Defensive end Kyle Vanden Bosch pulled him aside to offer some private words of encouragement, and Suh then made it through a nearly two-hour practice in 90-degree heat. (Your blogger made sure to find some shade.) Suh said he weighed in at 305 pounds, but joked that he probably dropped five during the practice. While I wish I could give you some kind of detailed analysis of his practice performance, the reality is players were in shorts and shells. The best thing that can be said is that Suh is in camp, in shape and had enough retention to jump into the first-team defense right away. All's well that ends well.

Let's get to some final camp observations and notes before I head off to Green Bay, the third stop of our training camp tour. Remember, my formal Lions Camp Confidential will post Saturday.

  • Tight end Brandon Pettigrew had an active morning practice, catching two really nice downfield passes from quarterback Matthew Stafford.
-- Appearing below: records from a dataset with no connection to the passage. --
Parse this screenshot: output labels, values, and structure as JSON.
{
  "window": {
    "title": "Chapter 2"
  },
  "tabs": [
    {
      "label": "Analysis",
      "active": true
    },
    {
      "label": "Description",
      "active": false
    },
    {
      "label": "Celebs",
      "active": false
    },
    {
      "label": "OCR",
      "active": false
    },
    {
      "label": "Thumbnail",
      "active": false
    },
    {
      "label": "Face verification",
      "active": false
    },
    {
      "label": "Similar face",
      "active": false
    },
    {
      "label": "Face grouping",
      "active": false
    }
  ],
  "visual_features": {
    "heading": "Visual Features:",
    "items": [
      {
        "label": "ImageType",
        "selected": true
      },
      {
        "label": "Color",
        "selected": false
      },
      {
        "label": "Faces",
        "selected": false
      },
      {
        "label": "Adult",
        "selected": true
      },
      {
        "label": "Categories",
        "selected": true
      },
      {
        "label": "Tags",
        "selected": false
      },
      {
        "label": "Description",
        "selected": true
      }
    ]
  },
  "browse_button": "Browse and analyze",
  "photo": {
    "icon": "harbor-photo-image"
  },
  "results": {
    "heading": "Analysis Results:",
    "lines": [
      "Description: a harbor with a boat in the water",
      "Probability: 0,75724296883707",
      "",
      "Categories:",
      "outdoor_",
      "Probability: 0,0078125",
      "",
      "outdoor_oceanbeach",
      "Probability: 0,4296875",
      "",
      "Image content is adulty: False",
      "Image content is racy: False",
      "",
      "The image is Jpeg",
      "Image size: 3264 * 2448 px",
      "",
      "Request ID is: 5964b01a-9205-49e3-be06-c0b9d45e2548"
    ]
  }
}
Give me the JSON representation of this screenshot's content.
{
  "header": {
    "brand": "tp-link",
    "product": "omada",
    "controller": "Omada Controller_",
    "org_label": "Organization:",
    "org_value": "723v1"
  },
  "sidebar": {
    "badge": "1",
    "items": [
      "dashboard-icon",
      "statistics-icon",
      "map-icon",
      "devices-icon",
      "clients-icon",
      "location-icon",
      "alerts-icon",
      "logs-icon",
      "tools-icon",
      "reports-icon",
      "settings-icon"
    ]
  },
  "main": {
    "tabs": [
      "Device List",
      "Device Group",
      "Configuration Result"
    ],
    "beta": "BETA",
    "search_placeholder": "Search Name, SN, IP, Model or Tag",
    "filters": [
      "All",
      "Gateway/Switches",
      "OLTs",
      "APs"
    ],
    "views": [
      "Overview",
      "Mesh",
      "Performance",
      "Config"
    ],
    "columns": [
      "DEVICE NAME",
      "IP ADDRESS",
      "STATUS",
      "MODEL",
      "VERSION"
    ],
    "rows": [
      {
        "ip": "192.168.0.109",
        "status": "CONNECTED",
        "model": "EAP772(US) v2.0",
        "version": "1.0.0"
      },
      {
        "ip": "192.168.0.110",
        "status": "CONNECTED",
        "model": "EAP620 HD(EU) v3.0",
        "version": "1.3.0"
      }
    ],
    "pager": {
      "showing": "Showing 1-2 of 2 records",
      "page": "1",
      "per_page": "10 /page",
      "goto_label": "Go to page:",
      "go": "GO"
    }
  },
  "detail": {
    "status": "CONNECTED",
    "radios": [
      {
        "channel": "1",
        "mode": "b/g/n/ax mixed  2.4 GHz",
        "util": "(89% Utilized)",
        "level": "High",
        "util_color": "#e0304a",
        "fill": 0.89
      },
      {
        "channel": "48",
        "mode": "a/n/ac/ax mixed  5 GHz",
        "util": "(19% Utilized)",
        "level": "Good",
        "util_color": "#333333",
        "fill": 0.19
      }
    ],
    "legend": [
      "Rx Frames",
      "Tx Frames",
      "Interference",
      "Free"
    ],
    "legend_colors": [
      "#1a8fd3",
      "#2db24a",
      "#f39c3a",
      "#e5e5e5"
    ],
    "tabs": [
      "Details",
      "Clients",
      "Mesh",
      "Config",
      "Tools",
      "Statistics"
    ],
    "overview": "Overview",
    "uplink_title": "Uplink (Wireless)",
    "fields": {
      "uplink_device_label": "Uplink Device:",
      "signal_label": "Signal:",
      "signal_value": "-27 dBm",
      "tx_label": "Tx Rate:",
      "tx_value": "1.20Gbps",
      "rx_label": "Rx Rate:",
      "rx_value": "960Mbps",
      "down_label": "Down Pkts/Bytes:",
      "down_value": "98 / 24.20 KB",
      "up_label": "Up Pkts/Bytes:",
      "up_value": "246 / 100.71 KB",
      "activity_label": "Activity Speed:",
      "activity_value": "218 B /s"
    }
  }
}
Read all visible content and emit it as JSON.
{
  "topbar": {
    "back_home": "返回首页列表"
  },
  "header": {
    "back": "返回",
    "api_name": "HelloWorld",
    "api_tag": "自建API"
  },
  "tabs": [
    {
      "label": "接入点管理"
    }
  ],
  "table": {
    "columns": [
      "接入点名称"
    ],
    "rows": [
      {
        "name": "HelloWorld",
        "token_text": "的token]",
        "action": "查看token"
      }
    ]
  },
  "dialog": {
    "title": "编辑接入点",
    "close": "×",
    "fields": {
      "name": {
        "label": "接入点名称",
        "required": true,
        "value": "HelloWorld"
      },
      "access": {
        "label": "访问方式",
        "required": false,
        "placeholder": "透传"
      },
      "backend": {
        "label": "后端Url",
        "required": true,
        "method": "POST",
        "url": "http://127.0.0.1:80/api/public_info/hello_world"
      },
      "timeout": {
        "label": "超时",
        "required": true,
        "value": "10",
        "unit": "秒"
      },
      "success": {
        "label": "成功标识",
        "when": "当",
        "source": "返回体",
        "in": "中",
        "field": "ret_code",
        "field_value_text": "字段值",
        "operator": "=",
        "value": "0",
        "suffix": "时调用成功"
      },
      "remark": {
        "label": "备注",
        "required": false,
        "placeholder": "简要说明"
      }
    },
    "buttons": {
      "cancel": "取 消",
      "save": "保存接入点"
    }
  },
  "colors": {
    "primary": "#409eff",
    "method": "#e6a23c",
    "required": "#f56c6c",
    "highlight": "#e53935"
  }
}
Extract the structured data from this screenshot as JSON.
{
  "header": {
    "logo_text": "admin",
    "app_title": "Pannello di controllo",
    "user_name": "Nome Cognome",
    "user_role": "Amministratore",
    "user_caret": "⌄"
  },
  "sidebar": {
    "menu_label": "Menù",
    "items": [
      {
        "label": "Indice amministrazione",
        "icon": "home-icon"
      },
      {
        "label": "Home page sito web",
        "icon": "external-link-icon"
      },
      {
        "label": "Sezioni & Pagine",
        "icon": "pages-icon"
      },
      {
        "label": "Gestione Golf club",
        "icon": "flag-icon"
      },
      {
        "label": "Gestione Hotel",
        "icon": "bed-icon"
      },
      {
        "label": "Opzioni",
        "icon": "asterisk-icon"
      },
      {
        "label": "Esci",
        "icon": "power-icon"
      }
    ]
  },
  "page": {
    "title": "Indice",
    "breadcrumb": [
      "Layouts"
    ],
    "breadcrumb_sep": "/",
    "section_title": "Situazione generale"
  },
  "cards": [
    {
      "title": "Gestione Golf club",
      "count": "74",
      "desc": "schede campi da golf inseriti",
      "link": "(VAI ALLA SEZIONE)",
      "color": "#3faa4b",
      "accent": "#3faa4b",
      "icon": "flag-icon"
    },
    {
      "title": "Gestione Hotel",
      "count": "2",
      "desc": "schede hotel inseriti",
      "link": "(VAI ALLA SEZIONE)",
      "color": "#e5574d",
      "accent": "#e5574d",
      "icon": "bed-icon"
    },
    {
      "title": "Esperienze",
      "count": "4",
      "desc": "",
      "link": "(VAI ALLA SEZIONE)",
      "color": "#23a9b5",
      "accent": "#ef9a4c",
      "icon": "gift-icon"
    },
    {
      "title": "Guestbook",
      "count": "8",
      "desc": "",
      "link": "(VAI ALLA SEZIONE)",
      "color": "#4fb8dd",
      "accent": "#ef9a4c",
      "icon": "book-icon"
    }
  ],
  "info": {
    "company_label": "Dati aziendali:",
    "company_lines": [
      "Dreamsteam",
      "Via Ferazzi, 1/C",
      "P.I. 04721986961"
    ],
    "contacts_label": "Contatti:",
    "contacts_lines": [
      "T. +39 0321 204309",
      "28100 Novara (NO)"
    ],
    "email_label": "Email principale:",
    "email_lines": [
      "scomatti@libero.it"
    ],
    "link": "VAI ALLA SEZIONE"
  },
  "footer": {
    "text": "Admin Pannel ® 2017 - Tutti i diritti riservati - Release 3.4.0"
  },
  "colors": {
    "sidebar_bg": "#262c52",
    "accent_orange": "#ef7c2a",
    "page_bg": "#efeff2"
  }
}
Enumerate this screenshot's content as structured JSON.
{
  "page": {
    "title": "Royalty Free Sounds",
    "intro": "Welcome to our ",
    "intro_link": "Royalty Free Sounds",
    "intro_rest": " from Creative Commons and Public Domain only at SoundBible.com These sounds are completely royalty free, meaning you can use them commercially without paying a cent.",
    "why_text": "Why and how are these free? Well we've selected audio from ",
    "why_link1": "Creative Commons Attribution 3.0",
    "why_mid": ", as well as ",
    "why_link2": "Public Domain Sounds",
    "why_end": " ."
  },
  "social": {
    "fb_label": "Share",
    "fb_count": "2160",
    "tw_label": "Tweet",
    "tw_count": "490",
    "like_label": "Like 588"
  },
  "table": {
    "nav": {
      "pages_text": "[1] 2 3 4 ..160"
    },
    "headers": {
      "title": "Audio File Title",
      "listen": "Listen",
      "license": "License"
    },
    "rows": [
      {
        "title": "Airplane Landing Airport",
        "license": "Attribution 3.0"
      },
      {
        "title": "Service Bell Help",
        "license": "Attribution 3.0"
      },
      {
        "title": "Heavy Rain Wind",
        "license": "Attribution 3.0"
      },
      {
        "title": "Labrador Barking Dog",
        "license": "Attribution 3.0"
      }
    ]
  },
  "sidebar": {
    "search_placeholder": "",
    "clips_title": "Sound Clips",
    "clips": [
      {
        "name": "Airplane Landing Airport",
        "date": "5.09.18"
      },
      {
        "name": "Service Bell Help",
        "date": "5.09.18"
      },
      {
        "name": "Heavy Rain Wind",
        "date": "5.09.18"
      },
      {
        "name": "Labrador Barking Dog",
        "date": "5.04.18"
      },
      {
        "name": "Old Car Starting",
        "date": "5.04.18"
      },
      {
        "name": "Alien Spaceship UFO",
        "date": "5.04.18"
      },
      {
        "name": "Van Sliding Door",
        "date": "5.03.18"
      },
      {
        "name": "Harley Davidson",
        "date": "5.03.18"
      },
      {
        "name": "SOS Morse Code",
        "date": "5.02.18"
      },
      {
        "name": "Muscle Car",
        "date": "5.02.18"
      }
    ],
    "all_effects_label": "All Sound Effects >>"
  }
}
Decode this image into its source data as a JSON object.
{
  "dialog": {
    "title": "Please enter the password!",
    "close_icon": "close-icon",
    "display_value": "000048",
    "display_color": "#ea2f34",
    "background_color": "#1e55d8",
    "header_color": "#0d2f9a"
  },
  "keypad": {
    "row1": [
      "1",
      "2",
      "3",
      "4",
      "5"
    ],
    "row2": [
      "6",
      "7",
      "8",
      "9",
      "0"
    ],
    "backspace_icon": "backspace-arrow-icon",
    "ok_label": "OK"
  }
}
Pettigrew sat out the afternoon practice, but that's typical for players recovering from anterior cruciate ligament injuries. "Brandon has been doing a little bit more each day," coach Jim Schwartz said.
  • Receiver Tim Toone flashed a couple times during the morning practice, and on one play, he put a double move on cornerback Chris Houston that left him wide open down the right sideline. This is pure amateur work, but I would put Toone no lower than fourth on the Lions' depth chart of receivers after Calvin Johnson, Nate Burleson and Bryant Johnson. I've thought he looked much smoother than 2009 draft choice Derrick Williams, and I'm wondering if Dennis Northcutt will be the odd man out.
  • The Lions released veteran safety Marquand Manuel, who was buried on a depth chart of middling safeties. He started four games last season.

Lions draft Mr. Irrelevant

April, 24, 2010
4/24/10
5:21
PM ET
Congratulations to Weber State receiver Tim Toone, whom Detroit selected with the No. 255 overall and final pick of the draft. As a result, Toone is this year’s Mr. Irrelevant, opening up a world of dubious opportunities.

The draft, my friends, is over.

SPONSORED HEADLINES